- Vacancy rates: Average vacancy rates depend on property class, the submarket, existing management, rental rates, and macroeconomic factors. Every financial analysis should include vacancy allowance, and comparable properties in a given submarket should drive that.
- Replacement cost: Cap rates can often be misleading - a property may be under-rented and offer substantial upside through a reposition or hand on management. Or rental rates could be artificially above-market – I've seen sale-leasebacks executed at higher than market rates to try and drive up the sales price. A property's replacement cost should serve as a litmus test to qualify whether a sales price per square foot makes sense compared to replicating the property.
10. Regional and Macroeconomic Trends
From federal reserve policy and government regulations to changing domestic migration patterns and the evolution of workplace strategy. Most investors focus strictly on location, location, location.
And while that's important for sure, what do the macroeconomic trends signal about the health of specific industries, or even the real estate market as a whole? Even though real estate is a locally driven product, it's necessary to weigh the impacts of greater market forces on property values.
On a more local note, access to quality debt and equity sources is very market-driven. Institutional capital and private equity chase yield – so rapidly growing markets experiencing price dislocation are a prime target for idle cash.

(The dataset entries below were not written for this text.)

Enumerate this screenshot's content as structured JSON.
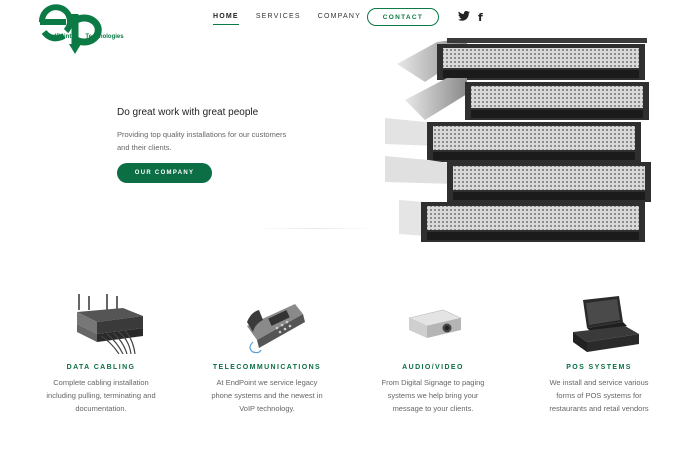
{
  "brand": {
    "logo_word_left": "EndPoint",
    "logo_word_right": "Technologies",
    "color": "#0b6e44"
  },
  "nav": {
    "items": [
      {
        "label": "HOME",
        "active": true
      },
      {
        "label": "SERVICES",
        "active": false
      },
      {
        "label": "COMPANY",
        "active": false
      }
    ],
    "contact_label": "CONTACT",
    "social": {
      "twitter_icon": "twitter-icon",
      "facebook_glyph": "f"
    }
  },
  "hero": {
    "title": "Do great work with great people",
    "subtitle": "Providing top quality installations for our customers and their clients.",
    "button_label": "OUR COMPANY",
    "image_icon": "server-rack-stack"
  },
  "services": [
    {
      "title": "DATA CABLING",
      "text": "Complete cabling installation including pulling, terminating and documentation.",
      "icon": "network-switch-icon"
    },
    {
      "title": "TELECOMMUNICATIONS",
      "text": "At EndPoint we service legacy phone systems and the newest in VoIP technology.",
      "icon": "desk-phone-icon"
    },
    {
      "title": "AUDIO/VIDEO",
      "text": "From Digital Signage to paging systems we help bring your message to your clients.",
      "icon": "projector-icon"
    },
    {
      "title": "POS SYSTEMS",
      "text": "We install and service various forms of POS systems for restaurants and retail vendors",
      "icon": "pos-terminal-icon"
    }
  ]
}
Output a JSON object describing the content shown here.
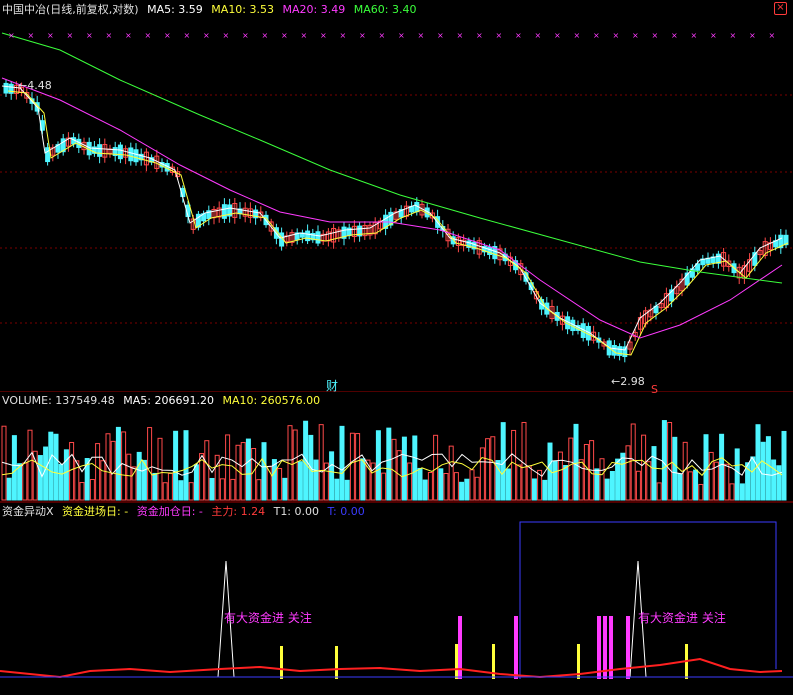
{
  "colors": {
    "bg": "#000000",
    "up": "#ff4a4a",
    "down": "#4ef5ff",
    "ma5": "#ffffff",
    "ma10": "#ffff3b",
    "ma20": "#ff3bff",
    "ma60": "#3bff3b",
    "grid": "#7a0000",
    "blue": "#3b3bff",
    "yellow": "#ffff3b",
    "magenta": "#ff3bff",
    "red": "#ff2020"
  },
  "header": {
    "title": "中国中冶(日线,前复权,对数)",
    "ma5": "MA5: 3.59",
    "ma10": "MA10: 3.53",
    "ma20": "MA20: 3.49",
    "ma60": "MA60: 3.40"
  },
  "price_labels": {
    "high": "4.48",
    "low": "2.98",
    "fin_marker": "财",
    "s_marker": "S"
  },
  "volume_header": {
    "label": "VOLUME: 137549.48",
    "ma5": "MA5: 206691.20",
    "ma10": "MA10: 260576.00"
  },
  "indicator_header": {
    "name": "资金异动X",
    "entry": "资金进场日: -",
    "add": "资金加仓日: -",
    "main": "主力: 1.24",
    "t1": "T1: 0.00",
    "t": "T: 0.00"
  },
  "annotations": [
    "有大资金进 关注",
    "有大资金进 关注"
  ],
  "icons": {
    "close": "close-icon"
  }
}
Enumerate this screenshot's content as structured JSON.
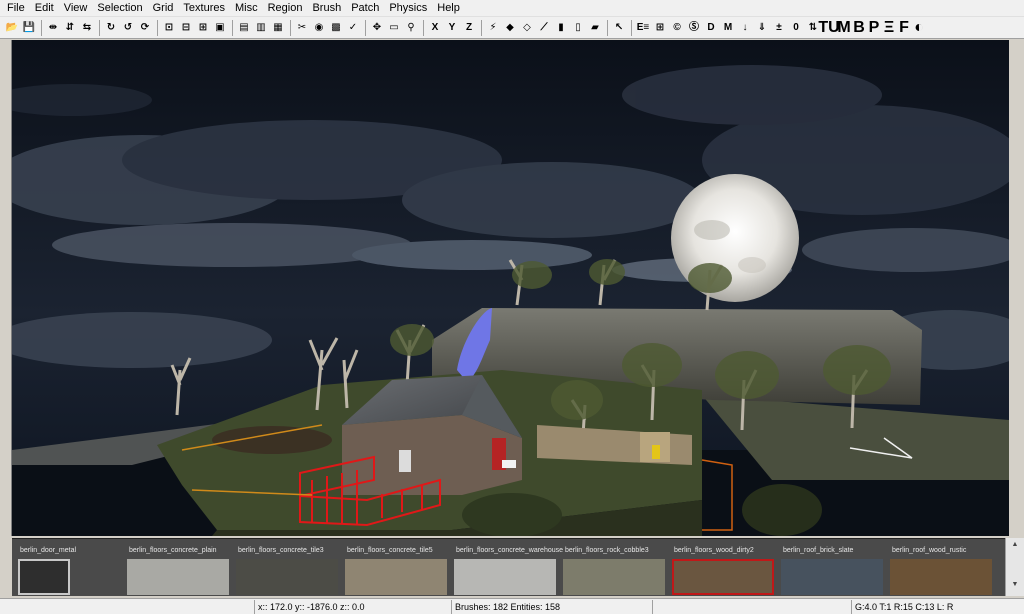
{
  "menu": [
    "File",
    "Edit",
    "View",
    "Selection",
    "Grid",
    "Textures",
    "Misc",
    "Region",
    "Brush",
    "Patch",
    "Physics",
    "Help"
  ],
  "toolbar": {
    "icons": [
      {
        "name": "open-icon",
        "glyph": "📂"
      },
      {
        "name": "save-icon",
        "glyph": "💾"
      },
      {
        "sep": true
      },
      {
        "name": "flip-x-icon",
        "glyph": "⇹"
      },
      {
        "name": "flip-y-icon",
        "glyph": "⇵"
      },
      {
        "name": "flip-z-icon",
        "glyph": "⇆"
      },
      {
        "sep": true
      },
      {
        "name": "rotate-x-icon",
        "glyph": "↻"
      },
      {
        "name": "rotate-y-icon",
        "glyph": "↺"
      },
      {
        "name": "rotate-z-icon",
        "glyph": "⟳"
      },
      {
        "sep": true
      },
      {
        "name": "select-touching-icon",
        "glyph": "⊡"
      },
      {
        "name": "select-inside-icon",
        "glyph": "⊟"
      },
      {
        "name": "select-partial-icon",
        "glyph": "⊞"
      },
      {
        "name": "select-complete-icon",
        "glyph": "▣"
      },
      {
        "sep": true
      },
      {
        "name": "csg-subtract-icon",
        "glyph": "▤"
      },
      {
        "name": "csg-merge-icon",
        "glyph": "▥"
      },
      {
        "name": "csg-hollow-icon",
        "glyph": "▦"
      },
      {
        "sep": true
      },
      {
        "name": "clipper-icon",
        "glyph": "✂"
      },
      {
        "name": "camera-icon",
        "glyph": "◉"
      },
      {
        "name": "texture-lock-icon",
        "glyph": "▩"
      },
      {
        "name": "scale-lock-icon",
        "glyph": "✓"
      },
      {
        "sep": true
      },
      {
        "name": "change-view-icon",
        "glyph": "✥"
      },
      {
        "name": "texture-view-icon",
        "glyph": "▭"
      },
      {
        "name": "filter-icon",
        "glyph": "⚲"
      },
      {
        "sep": true
      },
      {
        "name": "view-x-icon",
        "glyph": "X"
      },
      {
        "name": "view-y-icon",
        "glyph": "Y"
      },
      {
        "name": "view-z-icon",
        "glyph": "Z"
      },
      {
        "sep": true
      },
      {
        "name": "cubic-clip-icon",
        "glyph": "⚡"
      },
      {
        "name": "patch-icon",
        "glyph": "◆"
      },
      {
        "name": "patch-bend-icon",
        "glyph": "◇"
      },
      {
        "name": "patch-insert-icon",
        "glyph": "⟋"
      },
      {
        "name": "patch-texture-icon",
        "glyph": "▮"
      },
      {
        "name": "patch-fit-icon",
        "glyph": "▯"
      },
      {
        "name": "patch-tess-icon",
        "glyph": "▰"
      },
      {
        "sep": true
      },
      {
        "name": "mouse-pointer-icon",
        "glyph": "↖"
      },
      {
        "sep": true
      },
      {
        "name": "entity-list-icon",
        "glyph": "E≡"
      },
      {
        "name": "brush-entity-icon",
        "glyph": "⊞"
      },
      {
        "name": "radiant-c-icon",
        "glyph": "©"
      },
      {
        "name": "radiant-s-icon",
        "glyph": "Ⓢ"
      },
      {
        "name": "radiant-d-icon",
        "glyph": "D"
      },
      {
        "name": "radiant-m-icon",
        "glyph": "M"
      },
      {
        "name": "down-arrow-icon",
        "glyph": "↓"
      },
      {
        "name": "down-plus-icon",
        "glyph": "⇓"
      },
      {
        "name": "plus-minus-icon",
        "glyph": "±"
      },
      {
        "name": "zero-icon",
        "glyph": "0"
      },
      {
        "name": "shuffle-icon",
        "glyph": "⇅"
      }
    ],
    "letters": [
      "TU",
      "M",
      "B",
      "P",
      "Ξ",
      "F",
      "◐"
    ]
  },
  "textures": [
    {
      "label": "berlin_door_metal",
      "color": "#2e2e2e"
    },
    {
      "label": "berlin_floors_concrete_plain",
      "color": "#a9a9a4"
    },
    {
      "label": "berlin_floors_concrete_tile3",
      "color": "#4c4c46"
    },
    {
      "label": "berlin_floors_concrete_tile5",
      "color": "#8f8572"
    },
    {
      "label": "berlin_floors_concrete_warehouse",
      "color": "#b7b7b4"
    },
    {
      "label": "berlin_floors_rock_cobble3",
      "color": "#7d7c6b"
    },
    {
      "label": "berlin_floors_wood_dirty2",
      "color": "#6a5640"
    },
    {
      "label": "berlin_roof_brick_slate",
      "color": "#47525e"
    },
    {
      "label": "berlin_roof_wood_rustic",
      "color": "#6b5236"
    }
  ],
  "status": {
    "coords": "x:: 172.0  y:: -1876.0  z:: 0.0",
    "counts": "Brushes: 182 Entities: 158",
    "grid": "G:4.0 T:1 R:15 C:13 L: R"
  }
}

And lenders want to get in on the action, too, so they’re also chasing opportunities in these markets – giving investors more access to financing.
There’s a theory known as highest and best use that suggests that every piece of real estate offers a distinct maximum utility, depending on the end-user. This concept is crucial because it means that a site may be more profitable under different conditions and uses. As an investor, even having a cursory understanding of what drives the highest and best use, you can take advantage of finding misallocated resources and mispriced real estate.
Keep in mind that the economic law of scarcity plays a role in the value of an investment sales transaction. And finite real estate inputs, like land, mean that it’s also beholden to this law. So as in-migration ramps up in certain regions around the U.S., and property and land become scarcer, the value will increase. Investment sales are driven as much by today's performance as they are by future appreciation and possible performance tomorrow.
12. Owner's Motivation
All the analysis in the world doesn’t replace the need for emotional intelligence. An investment sales deal is as much about crunching the numbers as it is about understanding the person on the other side of the transaction.
Is anonymity important to the owner – so are they happy transacting off-market? Maybe they are motivated by trying to reduce their tax liability. Is the seller strictly trying to put the most cash in their pocket?
It’s easy to get lost in the numbers. But by focusing on the living, breathing individual on the other side of the negotiation table, it’s much more likely that you’ll strike a successful deal.